Carol Ann Duffy


Who’ll know then, when they walk by the grave 
where your bones will be brittle things – this bone here 
that swoops away from your throat, and this, 
which perfectly fits the scoop of my palm, and these 
which I count with my lips, and your skull, 
which blooms on the pillow now, and your fingers, 
beautiful in their little rings – that love, which wanders history,  
singled you out in your time?
                                               Love loved you best; lit you  
with a flame, like talent, under your skin; let you 
move through your days and nights, blessed in your flesh,  
blood, hair, as though they were lovely garments 
you wore to pleasure the air. Who’ll guess, if they read  

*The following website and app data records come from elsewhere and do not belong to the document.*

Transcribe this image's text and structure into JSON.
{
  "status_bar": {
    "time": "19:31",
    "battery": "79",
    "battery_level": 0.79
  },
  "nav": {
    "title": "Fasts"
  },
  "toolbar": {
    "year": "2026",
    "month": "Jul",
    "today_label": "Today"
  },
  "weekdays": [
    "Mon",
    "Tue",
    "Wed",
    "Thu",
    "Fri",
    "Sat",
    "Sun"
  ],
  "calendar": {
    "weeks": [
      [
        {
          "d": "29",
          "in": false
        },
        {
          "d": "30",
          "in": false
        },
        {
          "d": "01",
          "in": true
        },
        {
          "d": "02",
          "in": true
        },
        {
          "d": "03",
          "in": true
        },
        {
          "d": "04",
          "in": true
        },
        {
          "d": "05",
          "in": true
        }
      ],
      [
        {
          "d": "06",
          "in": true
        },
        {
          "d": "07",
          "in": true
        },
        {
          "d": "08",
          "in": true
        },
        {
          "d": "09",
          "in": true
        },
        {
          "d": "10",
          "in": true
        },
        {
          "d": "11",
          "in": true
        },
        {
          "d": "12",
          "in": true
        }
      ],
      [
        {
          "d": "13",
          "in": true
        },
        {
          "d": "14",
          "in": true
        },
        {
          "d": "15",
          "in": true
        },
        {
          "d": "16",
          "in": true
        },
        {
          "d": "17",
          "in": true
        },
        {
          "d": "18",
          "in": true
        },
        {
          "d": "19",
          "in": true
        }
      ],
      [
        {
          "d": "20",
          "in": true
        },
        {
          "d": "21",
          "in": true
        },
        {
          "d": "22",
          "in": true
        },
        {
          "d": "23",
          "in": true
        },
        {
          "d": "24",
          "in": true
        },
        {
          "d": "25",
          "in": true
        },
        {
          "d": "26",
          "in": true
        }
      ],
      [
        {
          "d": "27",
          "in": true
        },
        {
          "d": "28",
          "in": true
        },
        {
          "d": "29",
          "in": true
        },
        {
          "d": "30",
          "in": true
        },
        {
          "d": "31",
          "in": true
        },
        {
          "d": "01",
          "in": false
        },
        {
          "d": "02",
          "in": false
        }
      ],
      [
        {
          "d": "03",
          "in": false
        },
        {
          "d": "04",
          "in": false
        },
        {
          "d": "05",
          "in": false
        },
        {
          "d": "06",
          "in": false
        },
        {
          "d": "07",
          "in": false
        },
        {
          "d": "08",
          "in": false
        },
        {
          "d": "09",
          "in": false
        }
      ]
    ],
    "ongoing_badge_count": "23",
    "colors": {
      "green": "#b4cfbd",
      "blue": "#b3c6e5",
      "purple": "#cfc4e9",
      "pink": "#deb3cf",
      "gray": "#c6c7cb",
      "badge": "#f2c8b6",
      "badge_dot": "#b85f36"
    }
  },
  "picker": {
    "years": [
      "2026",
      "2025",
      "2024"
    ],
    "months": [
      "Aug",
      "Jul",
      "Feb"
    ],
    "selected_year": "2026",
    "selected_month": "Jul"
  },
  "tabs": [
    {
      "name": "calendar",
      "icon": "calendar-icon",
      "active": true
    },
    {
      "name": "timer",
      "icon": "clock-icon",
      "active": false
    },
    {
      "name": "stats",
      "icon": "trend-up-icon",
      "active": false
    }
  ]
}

your stone, or press their thumbs to the scars 
of your dates, that were I alive, I would lie on the grass 
above your bones till I mirrored your pose, your infinite grace?